§ Task item:
Below are records to be repeated exactly. Leave their pictures behind.

Component data from apps and pages:
=== Begin Enclosure ===

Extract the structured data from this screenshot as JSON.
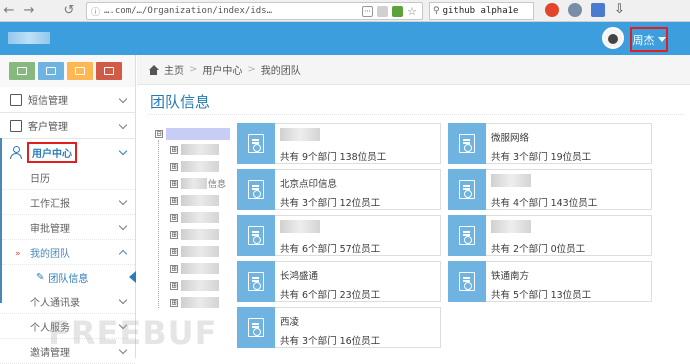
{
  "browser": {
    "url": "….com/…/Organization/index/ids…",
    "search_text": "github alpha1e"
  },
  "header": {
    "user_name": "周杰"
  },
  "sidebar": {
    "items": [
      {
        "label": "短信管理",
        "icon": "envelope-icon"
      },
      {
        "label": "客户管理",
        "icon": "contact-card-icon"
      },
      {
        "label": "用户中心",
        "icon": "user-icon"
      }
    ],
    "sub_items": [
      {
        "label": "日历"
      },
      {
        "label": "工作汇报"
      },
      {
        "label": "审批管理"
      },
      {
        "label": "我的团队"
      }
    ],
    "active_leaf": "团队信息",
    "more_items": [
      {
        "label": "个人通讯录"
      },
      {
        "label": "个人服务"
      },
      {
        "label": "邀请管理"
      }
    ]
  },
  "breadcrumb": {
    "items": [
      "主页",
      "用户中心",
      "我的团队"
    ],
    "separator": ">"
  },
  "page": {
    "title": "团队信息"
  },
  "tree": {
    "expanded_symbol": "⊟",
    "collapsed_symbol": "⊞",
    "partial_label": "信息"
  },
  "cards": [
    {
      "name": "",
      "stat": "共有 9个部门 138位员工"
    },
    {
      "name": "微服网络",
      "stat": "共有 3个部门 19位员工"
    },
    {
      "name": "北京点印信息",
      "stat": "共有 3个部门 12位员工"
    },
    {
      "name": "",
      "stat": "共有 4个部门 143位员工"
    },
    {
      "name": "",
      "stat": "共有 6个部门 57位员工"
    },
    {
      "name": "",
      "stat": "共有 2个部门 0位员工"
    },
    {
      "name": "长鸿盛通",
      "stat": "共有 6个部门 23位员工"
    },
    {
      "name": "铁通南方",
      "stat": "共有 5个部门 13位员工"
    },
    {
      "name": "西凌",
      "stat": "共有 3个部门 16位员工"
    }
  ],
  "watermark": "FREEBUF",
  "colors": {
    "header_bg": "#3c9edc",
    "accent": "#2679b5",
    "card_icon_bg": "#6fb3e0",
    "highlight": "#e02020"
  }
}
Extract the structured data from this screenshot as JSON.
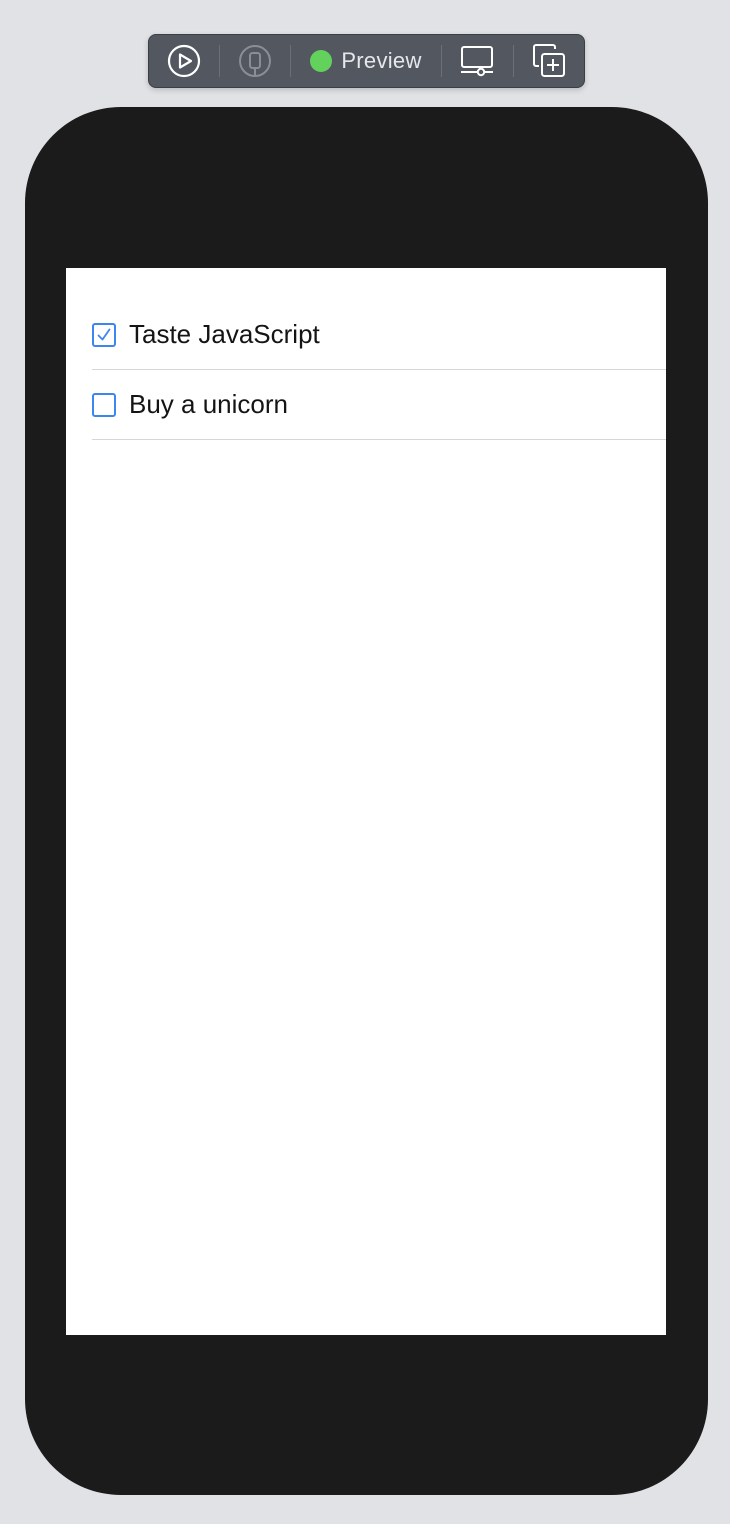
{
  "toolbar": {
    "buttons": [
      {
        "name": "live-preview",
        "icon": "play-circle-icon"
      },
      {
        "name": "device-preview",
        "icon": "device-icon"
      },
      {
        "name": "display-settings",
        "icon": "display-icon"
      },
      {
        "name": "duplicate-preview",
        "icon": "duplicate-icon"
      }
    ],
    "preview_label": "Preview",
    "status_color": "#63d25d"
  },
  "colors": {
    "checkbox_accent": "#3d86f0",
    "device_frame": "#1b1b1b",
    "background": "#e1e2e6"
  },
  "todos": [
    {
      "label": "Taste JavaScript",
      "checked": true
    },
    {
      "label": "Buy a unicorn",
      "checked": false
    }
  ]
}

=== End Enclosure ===

§ Your solution:
Extract the structured data from this screenshot as JSON.
{
  "browser": {
    "url": "….com/…/Organization/index/ids…",
    "search_text": "github alpha1e"
  },
  "header": {
    "user_name": "周杰"
  },
  "sidebar": {
    "items": [
      {
        "label": "短信管理",
        "icon": "envelope-icon"
      },
      {
        "label": "客户管理",
        "icon": "contact-card-icon"
      },
      {
        "label": "用户中心",
        "icon": "user-icon"
      }
    ],
    "sub_items": [
      {
        "label": "日历"
      },
      {
        "label": "工作汇报"
      },
      {
        "label": "审批管理"
      },
      {
        "label": "我的团队"
      }
    ],
    "active_leaf": "团队信息",
    "more_items": [
      {
        "label": "个人通讯录"
      },
      {
        "label": "个人服务"
      },
      {
        "label": "邀请管理"
      }
    ]
  },
  "breadcrumb": {
    "items": [
      "主页",
      "用户中心",
      "我的团队"
    ],
    "separator": ">"
  },
  "page": {
    "title": "团队信息"
  },
  "tree": {
    "expanded_symbol": "⊟",
    "collapsed_symbol": "⊞",
    "partial_label": "信息"
  },
  "cards": [
    {
      "name": "",
      "stat": "共有 9个部门 138位员工"
    },
    {
      "name": "微服网络",
      "stat": "共有 3个部门 19位员工"
    },
    {
      "name": "北京点印信息",
      "stat": "共有 3个部门 12位员工"
    },
    {
      "name": "",
      "stat": "共有 4个部门 143位员工"
    },
    {
      "name": "",
      "stat": "共有 6个部门 57位员工"
    },
    {
      "name": "",
      "stat": "共有 2个部门 0位员工"
    },
    {
      "name": "长鸿盛通",
      "stat": "共有 6个部门 23位员工"
    },
    {
      "name": "铁通南方",
      "stat": "共有 5个部门 13位员工"
    },
    {
      "name": "西凌",
      "stat": "共有 3个部门 16位员工"
    }
  ],
  "watermark": "FREEBUF",
  "colors": {
    "header_bg": "#3c9edc",
    "accent": "#2679b5",
    "card_icon_bg": "#6fb3e0",
    "highlight": "#e02020"
  }
}
Extract the structured data from this screenshot as JSON.
{
  "toolbar": {
    "buttons": [
      {
        "name": "live-preview",
        "icon": "play-circle-icon"
      },
      {
        "name": "device-preview",
        "icon": "device-icon"
      },
      {
        "name": "display-settings",
        "icon": "display-icon"
      },
      {
        "name": "duplicate-preview",
        "icon": "duplicate-icon"
      }
    ],
    "preview_label": "Preview",
    "status_color": "#63d25d"
  },
  "colors": {
    "checkbox_accent": "#3d86f0",
    "device_frame": "#1b1b1b",
    "background": "#e1e2e6"
  },
  "todos": [
    {
      "label": "Taste JavaScript",
      "checked": true
    },
    {
      "label": "Buy a unicorn",
      "checked": false
    }
  ]
}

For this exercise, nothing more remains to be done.